Go to /opt/cloudera/livy/livy-server-0.3.0/conf and backup livy-env.sh

In /opt/cloudera/livy/livy-server-0.3.0/conf/livy-env.sh add below variables:

export JAVA_HOME=/usr/java/jdk1.7.0_67-cloudera

export SPARK_HOME=/opt/cloudera/parcels/CDH/lib/spark

export HADOOP_CONF_DIR=/etc/hadoop/conf

export LIVY_LOG_DIR=/var/log/livy

NOTE: create the directory /var/log/livy and change ownership:

$ mkdir /var/log/livy

$ chown hdfs:hadoop /var/log/livy

drwxr-xr-x 2 hdfs hadoop 4096 Nov 12 22:22 livy


<<<NEXT STEPS>>>               

Start the Livy server using hdfs user:

/opt/cloudera/livy/livy-server-0.3.0/bin>sudo -u hdfs ./livy-server

NOTE: To run the Livy server in the background run the command:

/opt/cloudera/livy/livy-server-0.3.0/bin>nohup sudo -u hdfs ./livy-server > /var/log/livy/livy.out 2> /var/log/livy/livy.err < /dev/null &


17/11/13 10:49:17 INFO StateStore$: Using BlackholeStateStore for recovery.

17/11/13 10:49:17 INFO BatchSessionManager: Recovered 0 batch sessions. Next session id: 0

17/11/13 10:49:17 INFO InteractiveSessionManager: Recovered 0 interactive sessions. Next session id: 0

17/11/13 10:49:17 INFO InteractiveSessionManager: Heartbeat watchdog thread started.

17/11/13 10:49:17 INFO WebServer: Starting server on http://xyz.com:8998

17/11/13 10:50:05 INFO InteractiveSession$: Creating LivyClient for sessionId: 0

Check if Livy is running correctly:

/opt/cloudera/livy/livy-server-0.3.0>curl localhost:8998/sessions | python -m json.tool
% Total % Received % Xferd Average Speed Time Time Time Current
Dload Upload Total Spent Left Speed
0 34 0 34 0 0 6178 0 –:–:– –:–:– –:–:– 8500
“from”: 0,
“sessions”: [],
“total”: 0


<<<NEXT STEPS>>>               
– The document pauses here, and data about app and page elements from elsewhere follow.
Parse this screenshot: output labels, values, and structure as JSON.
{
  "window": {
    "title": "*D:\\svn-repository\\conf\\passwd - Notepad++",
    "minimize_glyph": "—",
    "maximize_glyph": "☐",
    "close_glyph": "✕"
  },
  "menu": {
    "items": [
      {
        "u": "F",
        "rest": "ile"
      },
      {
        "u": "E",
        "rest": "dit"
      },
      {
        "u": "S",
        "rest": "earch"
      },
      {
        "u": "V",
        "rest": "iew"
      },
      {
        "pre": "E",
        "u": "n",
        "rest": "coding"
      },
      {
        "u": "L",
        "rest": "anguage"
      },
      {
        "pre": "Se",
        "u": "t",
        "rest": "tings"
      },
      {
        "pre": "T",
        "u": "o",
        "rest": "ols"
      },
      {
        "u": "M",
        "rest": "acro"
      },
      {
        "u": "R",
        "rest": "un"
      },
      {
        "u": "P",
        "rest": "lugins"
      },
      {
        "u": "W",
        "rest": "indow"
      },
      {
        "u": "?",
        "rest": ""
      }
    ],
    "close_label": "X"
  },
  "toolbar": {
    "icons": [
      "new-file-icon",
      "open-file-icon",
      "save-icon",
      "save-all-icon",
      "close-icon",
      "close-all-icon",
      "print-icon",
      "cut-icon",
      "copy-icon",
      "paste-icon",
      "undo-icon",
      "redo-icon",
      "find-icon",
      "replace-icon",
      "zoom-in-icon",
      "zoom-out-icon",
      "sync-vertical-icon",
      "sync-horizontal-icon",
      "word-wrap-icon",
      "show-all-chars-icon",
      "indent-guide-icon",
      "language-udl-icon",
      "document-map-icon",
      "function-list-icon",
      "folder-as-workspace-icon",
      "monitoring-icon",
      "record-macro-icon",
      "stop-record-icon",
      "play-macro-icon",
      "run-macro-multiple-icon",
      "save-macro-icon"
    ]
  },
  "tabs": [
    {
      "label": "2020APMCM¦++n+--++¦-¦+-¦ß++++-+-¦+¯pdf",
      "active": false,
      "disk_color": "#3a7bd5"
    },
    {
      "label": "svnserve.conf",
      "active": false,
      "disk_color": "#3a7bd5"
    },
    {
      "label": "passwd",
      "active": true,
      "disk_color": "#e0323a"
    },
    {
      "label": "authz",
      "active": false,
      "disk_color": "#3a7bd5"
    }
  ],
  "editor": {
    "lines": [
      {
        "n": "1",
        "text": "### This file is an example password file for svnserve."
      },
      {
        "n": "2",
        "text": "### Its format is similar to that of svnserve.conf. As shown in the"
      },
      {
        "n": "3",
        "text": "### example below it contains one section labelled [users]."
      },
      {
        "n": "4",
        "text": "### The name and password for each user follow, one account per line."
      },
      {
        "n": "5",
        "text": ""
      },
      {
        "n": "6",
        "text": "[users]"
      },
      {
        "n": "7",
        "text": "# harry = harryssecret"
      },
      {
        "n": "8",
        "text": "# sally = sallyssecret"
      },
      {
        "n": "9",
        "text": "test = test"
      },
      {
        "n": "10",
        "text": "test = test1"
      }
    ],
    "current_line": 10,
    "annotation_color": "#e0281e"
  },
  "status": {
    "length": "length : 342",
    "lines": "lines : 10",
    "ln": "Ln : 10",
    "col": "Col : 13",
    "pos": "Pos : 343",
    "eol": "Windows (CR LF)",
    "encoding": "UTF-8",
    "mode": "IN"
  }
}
Go to Hue UI and bring up the Query->Editor->pySpark

Run an Example. First time it may take 10 secs to start spark context:
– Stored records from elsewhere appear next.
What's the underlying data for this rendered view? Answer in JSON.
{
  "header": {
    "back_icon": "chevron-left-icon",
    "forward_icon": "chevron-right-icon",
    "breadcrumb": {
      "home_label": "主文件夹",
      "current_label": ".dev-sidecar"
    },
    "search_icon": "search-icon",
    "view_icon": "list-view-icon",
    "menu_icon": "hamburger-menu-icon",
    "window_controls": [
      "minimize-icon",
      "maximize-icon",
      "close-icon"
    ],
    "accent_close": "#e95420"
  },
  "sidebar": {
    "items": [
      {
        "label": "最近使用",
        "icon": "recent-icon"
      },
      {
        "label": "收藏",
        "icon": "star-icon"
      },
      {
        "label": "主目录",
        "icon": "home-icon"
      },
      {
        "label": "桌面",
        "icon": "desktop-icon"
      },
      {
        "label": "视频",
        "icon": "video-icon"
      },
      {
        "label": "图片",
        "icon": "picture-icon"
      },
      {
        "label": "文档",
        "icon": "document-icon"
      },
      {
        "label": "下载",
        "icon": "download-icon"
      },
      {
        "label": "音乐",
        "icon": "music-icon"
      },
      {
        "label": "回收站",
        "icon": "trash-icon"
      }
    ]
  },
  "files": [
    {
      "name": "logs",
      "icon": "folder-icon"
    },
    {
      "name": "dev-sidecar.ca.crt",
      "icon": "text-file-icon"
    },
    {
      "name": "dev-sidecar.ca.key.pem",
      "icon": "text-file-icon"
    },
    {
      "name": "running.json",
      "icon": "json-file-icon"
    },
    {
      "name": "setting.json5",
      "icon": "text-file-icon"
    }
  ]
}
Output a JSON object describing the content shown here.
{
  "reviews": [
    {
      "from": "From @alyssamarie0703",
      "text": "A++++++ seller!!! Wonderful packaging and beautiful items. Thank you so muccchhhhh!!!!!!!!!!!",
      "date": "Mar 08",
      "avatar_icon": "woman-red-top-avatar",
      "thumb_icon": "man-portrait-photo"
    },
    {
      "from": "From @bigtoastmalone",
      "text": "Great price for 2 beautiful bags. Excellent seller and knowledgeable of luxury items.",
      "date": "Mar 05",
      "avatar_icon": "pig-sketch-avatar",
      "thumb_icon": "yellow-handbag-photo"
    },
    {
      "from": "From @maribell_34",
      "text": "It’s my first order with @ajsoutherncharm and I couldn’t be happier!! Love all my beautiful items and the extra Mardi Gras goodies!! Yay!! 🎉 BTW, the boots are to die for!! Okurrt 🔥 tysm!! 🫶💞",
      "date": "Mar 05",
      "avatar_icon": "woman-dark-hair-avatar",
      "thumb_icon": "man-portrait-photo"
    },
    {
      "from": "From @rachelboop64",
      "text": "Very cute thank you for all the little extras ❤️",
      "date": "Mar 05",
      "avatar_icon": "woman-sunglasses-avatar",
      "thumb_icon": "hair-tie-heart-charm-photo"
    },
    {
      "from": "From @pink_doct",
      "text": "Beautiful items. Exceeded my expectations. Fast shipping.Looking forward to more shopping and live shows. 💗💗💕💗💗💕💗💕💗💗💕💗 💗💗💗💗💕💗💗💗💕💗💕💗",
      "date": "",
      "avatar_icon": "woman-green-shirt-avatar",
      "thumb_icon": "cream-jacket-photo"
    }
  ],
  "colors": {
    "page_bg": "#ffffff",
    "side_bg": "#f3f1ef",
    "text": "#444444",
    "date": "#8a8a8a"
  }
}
You will see result:


You can now run interactive pySpark scripts in Hue 4.0 Notebook.

If you now run in linux below command you will see the session info:

/opt/cloudera/livy/livy-server-0.3.0>curl localhost:8998/sessions | python -m json.tool
% Total % Received % Xferd Average Speed Time Time Time Current
Dload Upload Total Spent Left Speed
176 176 176 176 0 0 33690 0 –:–:– –:–:– –:–:– 44000
“from”: 0,
“sessions”: [
“appId”: null,
“appInfo”: {
“driverLogUrl”: null,
“sparkUiUrl”: null
“id”: 2,
“kind”: “pyspark”,
“log”: [],
“owner”: null,
“proxyUser”: null,
“state”: “idle”
“total”: 1



Below is a pySpark example run on Hue notebook:

from random import random

def sample(p):
x, y = random(), random()
return 1 if x*x + y*y < 1 else 0

count = sc.parallelize(xrange(0, NUM_SAMPLES)).map(sample) \
.reduce(lambda a,b: a+b)

print “Pi is roughly %f” % (4.0 * count / NUM_SAMPLES)


Below is the result:

Pi is roughly 3.140000



EXAMPLE: Query a hive table and schema

#!/usr/bin/env python

from pyspark import SparkContext

from pyspark.sql import HiveContext


# Create a Hive Context

hive_context = HiveContext(sc)


print “Reading Hive table…”

mytbl = hive_context.sql(“SELECT * FROM db1.table1 limit 5”)


print “Registering DataFrame as a table…”

mytbl.show()  # Show first rows of dataframe